These epochal shifts bring about new forms of state. The emerging market states do not make the same promises as the nation state; instead they promise one thing: "opportunity" -- the opportunity to create companies like Facebook and Google and the concomitant riches and rewards for the creators. The transformation of the state from nation state to market state provides in my view one of the most plausible explanations for the despair that accompanies increasing prosperity in our time. No-one denies that we are better-off than our ancestors, but the loss of security, welfare and cultural integrity after a century of nation state rule has a profoundly destabilizing socio-economic and psychological effect. Welfare benefits are cut, public education shrinks and governments the world over appear helpless in the face of international terrorism and inexorable immigration. The unimaginable riches amassed by a few who are able to take advantage of the opportunities promised by the market state, continuously paraded in the media, only exacerbates the problems perceived by the vast majority. Despair and despondency permeate the era as people helplessly watch the Facebook IPO and the decision of one of its twenty something year old founders to renounce his United States citizenship to avoid future taxes on his Croatian wealth.

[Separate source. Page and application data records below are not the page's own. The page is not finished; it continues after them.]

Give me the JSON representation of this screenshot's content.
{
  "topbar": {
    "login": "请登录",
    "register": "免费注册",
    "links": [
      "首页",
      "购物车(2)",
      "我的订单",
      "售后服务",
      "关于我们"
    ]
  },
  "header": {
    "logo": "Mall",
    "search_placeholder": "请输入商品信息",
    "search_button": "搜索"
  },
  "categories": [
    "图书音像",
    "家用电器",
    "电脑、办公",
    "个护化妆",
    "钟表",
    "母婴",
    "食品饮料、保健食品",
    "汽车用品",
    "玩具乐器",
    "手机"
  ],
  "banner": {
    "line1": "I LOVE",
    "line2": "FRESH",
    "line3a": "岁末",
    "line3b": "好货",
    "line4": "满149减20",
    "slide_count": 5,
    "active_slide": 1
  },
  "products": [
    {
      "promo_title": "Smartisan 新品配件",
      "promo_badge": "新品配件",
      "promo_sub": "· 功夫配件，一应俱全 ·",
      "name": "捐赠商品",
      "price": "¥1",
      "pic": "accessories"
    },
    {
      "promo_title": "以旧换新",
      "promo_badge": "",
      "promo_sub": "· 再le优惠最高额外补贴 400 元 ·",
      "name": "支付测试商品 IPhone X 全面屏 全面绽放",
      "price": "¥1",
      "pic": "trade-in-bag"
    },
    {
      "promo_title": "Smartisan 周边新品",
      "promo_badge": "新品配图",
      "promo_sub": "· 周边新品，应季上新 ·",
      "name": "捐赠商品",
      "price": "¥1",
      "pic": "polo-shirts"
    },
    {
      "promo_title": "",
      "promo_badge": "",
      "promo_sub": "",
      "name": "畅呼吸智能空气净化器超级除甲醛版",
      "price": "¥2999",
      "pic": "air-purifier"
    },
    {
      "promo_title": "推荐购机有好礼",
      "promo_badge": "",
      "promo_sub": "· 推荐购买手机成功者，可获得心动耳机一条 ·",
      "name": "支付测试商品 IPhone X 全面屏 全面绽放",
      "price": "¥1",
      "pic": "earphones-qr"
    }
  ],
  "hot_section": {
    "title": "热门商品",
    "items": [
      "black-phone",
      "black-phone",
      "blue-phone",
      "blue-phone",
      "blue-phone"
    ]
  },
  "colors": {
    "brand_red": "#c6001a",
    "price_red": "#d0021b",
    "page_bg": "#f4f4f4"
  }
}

The Shield of Achilles provides a satisfactory but not satisfying answer to these concerns. For that we need to turn to the world of literature. Unconstrained by factual and historical accuracy, stories provide ontologically compelling answers that elude historical tomes on political economy. One such story is Edgar Allen Poe's "The Masque of the Red Death". In the story, Prince Prospero (the name itself evokes prosperity) retires to a sumptuous palace with one thousand of his courtiers and enough provision to ride out the "Red Death", a devastating plague. In the midst of this self-imposed isolation the Prince has a masked ball. Each room in the palace is decorated in a different colour: blue, purple, green, orange, white, violet; each room surpassing the other in grandeur. The last apartment which is also the most opulent is all black, except for the window panes which are a "deep blood colour".

As the ball progresses all the rooms except the black room are densely crowded and in them "beat feverishly the heart of life." The appearance of a tall and gaunt stranger dressed in a superb but macabre black outfit, wearing a death mask causes great consternation. "Even with the utterly lost, to whom life and death are equally jests, there are matters of which no jest can be made". Unnerved by the stranger in black, the Prince orders his arrest and unmasking. The fearful courtiers don't dare lay hands on the stranger and task falls to the Prince himself. As he draws a dagger and is about to stab the stranger, the Prince falls prostrate to his own death. The courtiers follow the stranger into the black room, and though fully aware of the fate that awaits them in there, the pleasure is too intense to be resisted. One by one they perish as they embrace the Red Death.

The story provides a satisfying explanation of our times. We all know instinctively that we are hastening our own demise: the destruction one by one of life giving forces through human pollution and environmental degradation; the exhaustion of energy sources to power increasingly exotic lives of travel and consumption. Do we really need that third runway at Heathrow despite all of its monstrous wreckage? Yet we will have it. Is the pollution of ground water through fracking the answer to our energy problems? You bet it is. Like a bad hangover after a night of orgiastic hedonism, our unbridled consumption leads to despair and despondency as we helplessly contemplate our inevitable doom at the altar of pleasure.